Gray328.png
Lateral view of the shoulder showing the glenoid labrum (marked "glenoid ligament")
Details
Identifiers
Latin labrum glenoidale
Dorlands
/Elsevier
l_01/12474070
TA A03.5.08.002
FMA 23290
Anatomical terminology

The glenoid labrum (glenoid ligament) is a fibrocartilaginous rim attached around the margin of the glenoid cavity in the shoulder blade. The shoulder joint is considered a ball and socket joint. However, in bony terms the 'socket' (the glenoid fossa of the scapula) is quite shallow and small, covering at most only a third of the 'ball' (the head of the humerus). The socket is deepened by the glenoid labrum.

The labrum is triangular in section, the base is fixed to the circumference of the cavity, while the free edge is thin and sharp.

It is continuous above with the tendon of the long head of the biceps brachii, which gives off two fascicles to blend with the fibrous tissue of the labrum.

Structure[edit]

Glenoid labrum. Schematic drawing of the transverse section. Morphologic variants of the glenoid labrum with relative distribution in percentage for the anterior labrum. a: 50%. Triangular with line of increased signal intensity along the hyalin articular cartilage. b: 20%. Rounded. c: 7%. Comma-shaped flattened. d: 3%. Absent. e: 15%. Cleaved. f: 8%. Notched. g: Central increase in signal intensity. h: Linear increase in signal intensity. The posterior labrum generally exhibits a triangular or rounded form.

Clinical significance[edit]

Injury[edit]

Tearing of the labrum can occur from either acute trauma or repetitive shoulder motion such as in the sports of swimming, baseball and football. Acute trauma may be from dislocation of the shoulder, direct blows to the shoulder, and other accidents of the sort. Tears are classified as either superior or inferior in regards to where the tear is in the glenoid cavity. A SLAP lesion (superior labrum, anterior to posterior) is a tear where the glenoid labrum meets the tendon of the long head of the biceps muscle. Symptoms include increased pain with overhead activity, popping or grinding, loss of strength, and trouble localizing a specific point of pain. Because a SLAP lesion involves the biceps, pain and weakness may also be felt when performing elbow flexion with resistance.

Diagnosis[edit]

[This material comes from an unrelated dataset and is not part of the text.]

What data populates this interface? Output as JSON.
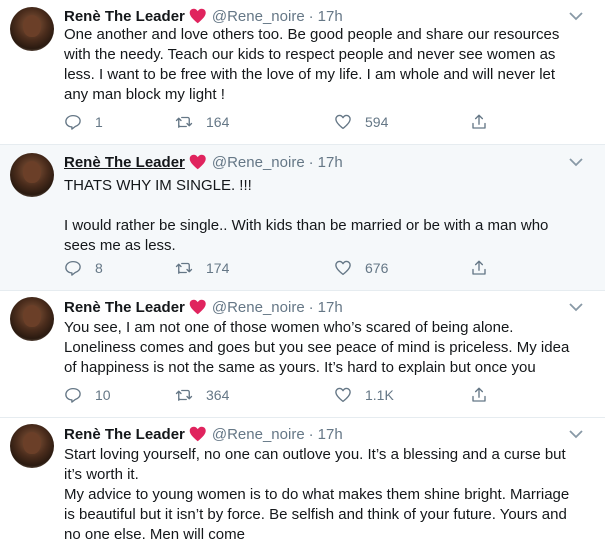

Clinicians can use any combination of the following manual tests to assist in determining if a labral tear has occurred; Jobe Relocation, O'Brien, Anterior Apprehension, Bicipital Groove Tenderness, Crank, Speed, and Yergason tests. As a general rule, abnormal pain experienced during any of these tests will indicate a positive result, or a tear of the glenoid labrum. All of the tests take advantage of the fact that the labrum meets the tendon of the long head of the biceps muscle and thus will normally produce pain in the region if a tear is present. Additionally clinicians may order an MRI (Magnetic Resonance Imaging) or CT (Computed Tomography) scan to be conducted utilizing contrast injections to highlight where tears may be present. However; due to inherent variability between humans, manual tests, when possible, are more accurate in determining the presence of a labral tear.[1]


See also[edit]

This article uses anatomical terminology; for an overview, see Anatomical terminology.

References[edit]

This article incorporates text in the public domain from the 20th edition of Gray's Anatomy (1918)

  1. ^ Guanche, C. "Clinical Testing for Tears of the Glenoid Labrum" (PDF). Retrieved 28 November 2016. 

External links[edit]